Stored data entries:
━━━━━━━━━━━━━━━━

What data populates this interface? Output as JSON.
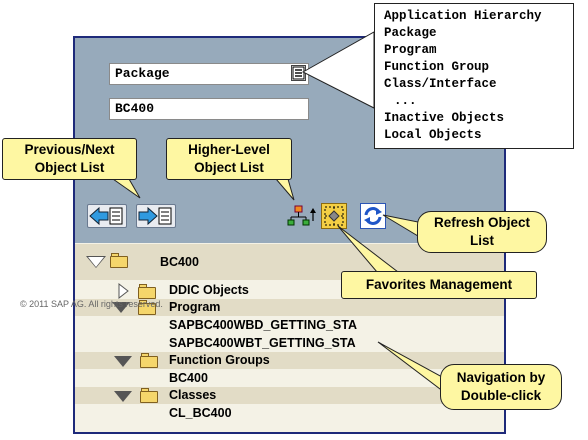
{
  "selector": {
    "object_type": "Package",
    "object_name": "BC400"
  },
  "dropdown": {
    "options": [
      "Application Hierarchy",
      "Package",
      "Program",
      "Function Group",
      "Class/Interface",
      "...",
      "Inactive Objects",
      "Local Objects"
    ]
  },
  "tree": {
    "root": "BC400",
    "items": [
      "DDIC Objects",
      "Program",
      "SAPBC400WBD_GETTING_STA",
      "SAPBC400WBT_GETTING_STA",
      "Function Groups",
      "BC400",
      "Classes",
      "CL_BC400"
    ]
  },
  "callouts": {
    "prev_next": [
      "Previous/Next",
      "Object List"
    ],
    "higher_level": [
      "Higher-Level",
      "Object List"
    ],
    "refresh": [
      "Refresh Object",
      "List"
    ],
    "favorites": "Favorites Management",
    "navigation": [
      "Navigation by",
      "Double-click"
    ]
  },
  "copyright": "© 2011 SAP AG. All rights reserved."
}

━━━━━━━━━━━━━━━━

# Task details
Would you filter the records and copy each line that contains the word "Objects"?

# Solution to this task
      "Inactive Objects",
      "Local Objects"
      "DDIC Objects",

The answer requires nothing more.